Political scientists have, on occasion, missed subtle but powerful forms of ’everyday resistance’ and have not been able to show how different representations (pictures, statements, images, practices) have different impacts when negotiating power. Instead they have concentrated on open forms of resistance, organized rebellions and collective actions. Departing from James Scott's idea that oppression and resistance are in constant change, Resisting Gendered Norms provides us with a compelling account on the nexus between gender, resistance and gender-based violence in Cambodia.
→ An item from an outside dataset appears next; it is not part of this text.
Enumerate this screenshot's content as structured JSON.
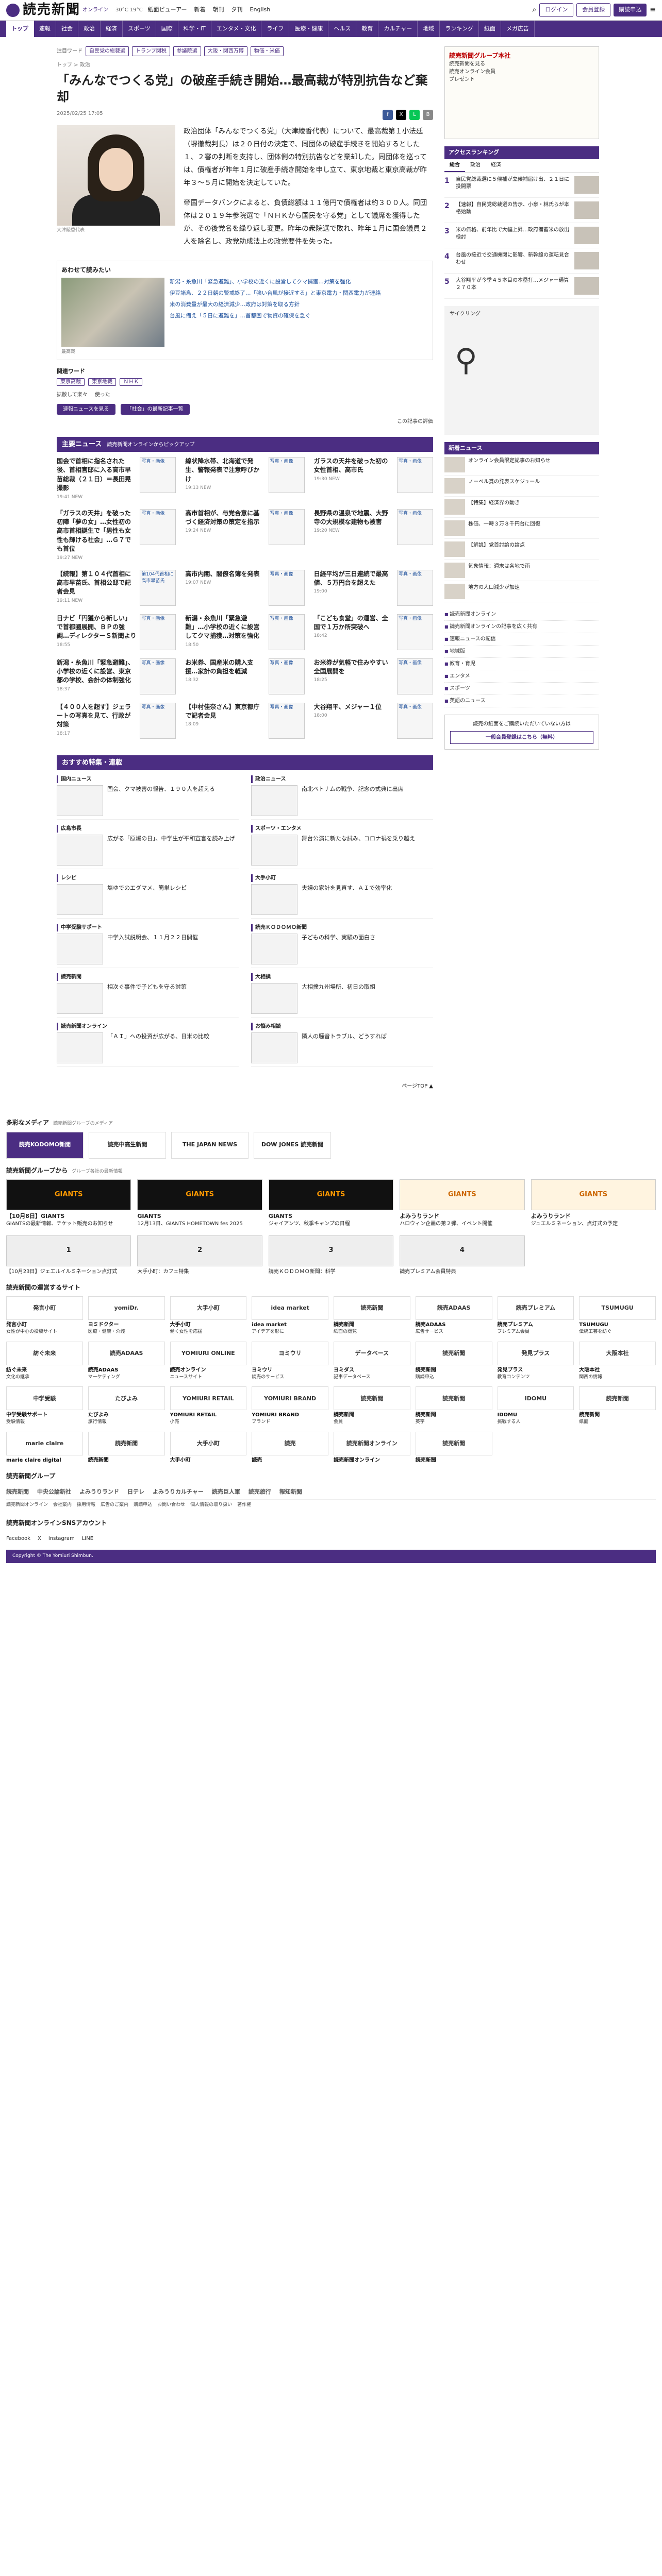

To illustrate how resistance is often carried out in the tension between, on the one hand, universal/globalised representations and, on the other, local ’truths’ and identity constructions, in-depth interviews with civil society representatives, politicians as well as stakeholders within the legal/juridical system were conducted.
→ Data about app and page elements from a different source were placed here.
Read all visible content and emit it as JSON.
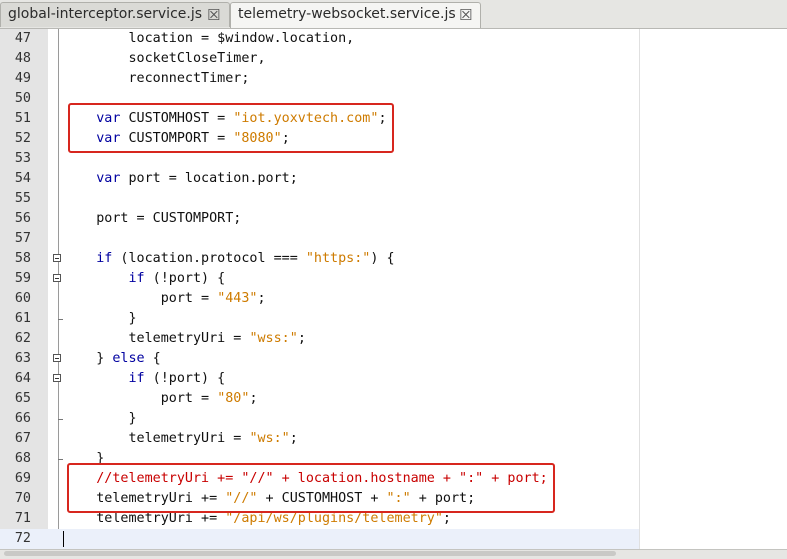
{
  "tabs": [
    {
      "label": "global-interceptor.service.js",
      "close": "☒",
      "active": false
    },
    {
      "label": "telemetry-websocket.service.js",
      "close": "☒",
      "active": true
    }
  ],
  "lines": [
    {
      "n": "47",
      "parts": [
        {
          "t": "        location = $window.location,",
          "c": "p"
        }
      ]
    },
    {
      "n": "48",
      "parts": [
        {
          "t": "        socketCloseTimer,",
          "c": "p"
        }
      ]
    },
    {
      "n": "49",
      "parts": [
        {
          "t": "        reconnectTimer;",
          "c": "p"
        }
      ]
    },
    {
      "n": "50",
      "parts": []
    },
    {
      "n": "51",
      "parts": [
        {
          "t": "    ",
          "c": "p"
        },
        {
          "t": "var",
          "c": "kw"
        },
        {
          "t": " CUSTOMHOST = ",
          "c": "p"
        },
        {
          "t": "\"iot.yoxvtech.com\"",
          "c": "str"
        },
        {
          "t": ";",
          "c": "p"
        }
      ]
    },
    {
      "n": "52",
      "parts": [
        {
          "t": "    ",
          "c": "p"
        },
        {
          "t": "var",
          "c": "kw"
        },
        {
          "t": " CUSTOMPORT = ",
          "c": "p"
        },
        {
          "t": "\"8080\"",
          "c": "str"
        },
        {
          "t": ";",
          "c": "p"
        }
      ]
    },
    {
      "n": "53",
      "parts": []
    },
    {
      "n": "54",
      "parts": [
        {
          "t": "    ",
          "c": "p"
        },
        {
          "t": "var",
          "c": "kw"
        },
        {
          "t": " port = location.port;",
          "c": "p"
        }
      ]
    },
    {
      "n": "55",
      "parts": []
    },
    {
      "n": "56",
      "parts": [
        {
          "t": "    port = CUSTOMPORT;",
          "c": "p"
        }
      ]
    },
    {
      "n": "57",
      "parts": []
    },
    {
      "n": "58",
      "fold": "open",
      "parts": [
        {
          "t": "    ",
          "c": "p"
        },
        {
          "t": "if",
          "c": "kw"
        },
        {
          "t": " (location.protocol === ",
          "c": "p"
        },
        {
          "t": "\"https:\"",
          "c": "str"
        },
        {
          "t": ") {",
          "c": "p"
        }
      ]
    },
    {
      "n": "59",
      "fold": "open",
      "parts": [
        {
          "t": "        ",
          "c": "p"
        },
        {
          "t": "if",
          "c": "kw"
        },
        {
          "t": " (!port) {",
          "c": "p"
        }
      ]
    },
    {
      "n": "60",
      "parts": [
        {
          "t": "            port = ",
          "c": "p"
        },
        {
          "t": "\"443\"",
          "c": "str"
        },
        {
          "t": ";",
          "c": "p"
        }
      ]
    },
    {
      "n": "61",
      "fold": "end",
      "parts": [
        {
          "t": "        }",
          "c": "p"
        }
      ]
    },
    {
      "n": "62",
      "parts": [
        {
          "t": "        telemetryUri = ",
          "c": "p"
        },
        {
          "t": "\"wss:\"",
          "c": "str"
        },
        {
          "t": ";",
          "c": "p"
        }
      ]
    },
    {
      "n": "63",
      "fold": "open",
      "parts": [
        {
          "t": "    } ",
          "c": "p"
        },
        {
          "t": "else",
          "c": "kw"
        },
        {
          "t": " {",
          "c": "p"
        }
      ]
    },
    {
      "n": "64",
      "fold": "open",
      "parts": [
        {
          "t": "        ",
          "c": "p"
        },
        {
          "t": "if",
          "c": "kw"
        },
        {
          "t": " (!port) {",
          "c": "p"
        }
      ]
    },
    {
      "n": "65",
      "parts": [
        {
          "t": "            port = ",
          "c": "p"
        },
        {
          "t": "\"80\"",
          "c": "str"
        },
        {
          "t": ";",
          "c": "p"
        }
      ]
    },
    {
      "n": "66",
      "fold": "end",
      "parts": [
        {
          "t": "        }",
          "c": "p"
        }
      ]
    },
    {
      "n": "67",
      "parts": [
        {
          "t": "        telemetryUri = ",
          "c": "p"
        },
        {
          "t": "\"ws:\"",
          "c": "str"
        },
        {
          "t": ";",
          "c": "p"
        }
      ]
    },
    {
      "n": "68",
      "fold": "end",
      "parts": [
        {
          "t": "    }",
          "c": "p"
        }
      ]
    },
    {
      "n": "69",
      "parts": [
        {
          "t": "    //telemetryUri += \"//\" + location.hostname + \":\" + port;",
          "c": "cmt"
        }
      ]
    },
    {
      "n": "70",
      "parts": [
        {
          "t": "    telemetryUri += ",
          "c": "p"
        },
        {
          "t": "\"//\"",
          "c": "str"
        },
        {
          "t": " + CUSTOMHOST + ",
          "c": "p"
        },
        {
          "t": "\":\"",
          "c": "str"
        },
        {
          "t": " + port;",
          "c": "p"
        }
      ]
    },
    {
      "n": "71",
      "parts": [
        {
          "t": "    telemetryUri += ",
          "c": "p"
        },
        {
          "t": "\"/api/ws/plugins/telemetry\"",
          "c": "str"
        },
        {
          "t": ";",
          "c": "p"
        }
      ]
    },
    {
      "n": "72",
      "parts": []
    }
  ],
  "highlights": [
    {
      "label": "custom-host-port-highlight",
      "from_line": "51",
      "to_line": "52",
      "color": "#d7261e"
    },
    {
      "label": "telemetry-uri-highlight",
      "from_line": "69",
      "to_line": "70",
      "color": "#d7261e"
    }
  ]
}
chapter 1|11 pages


chapter 2|15 pages

Theorising Power and Resistance

chapter 3|9 pages

Gender Roles and Practices in Cambodia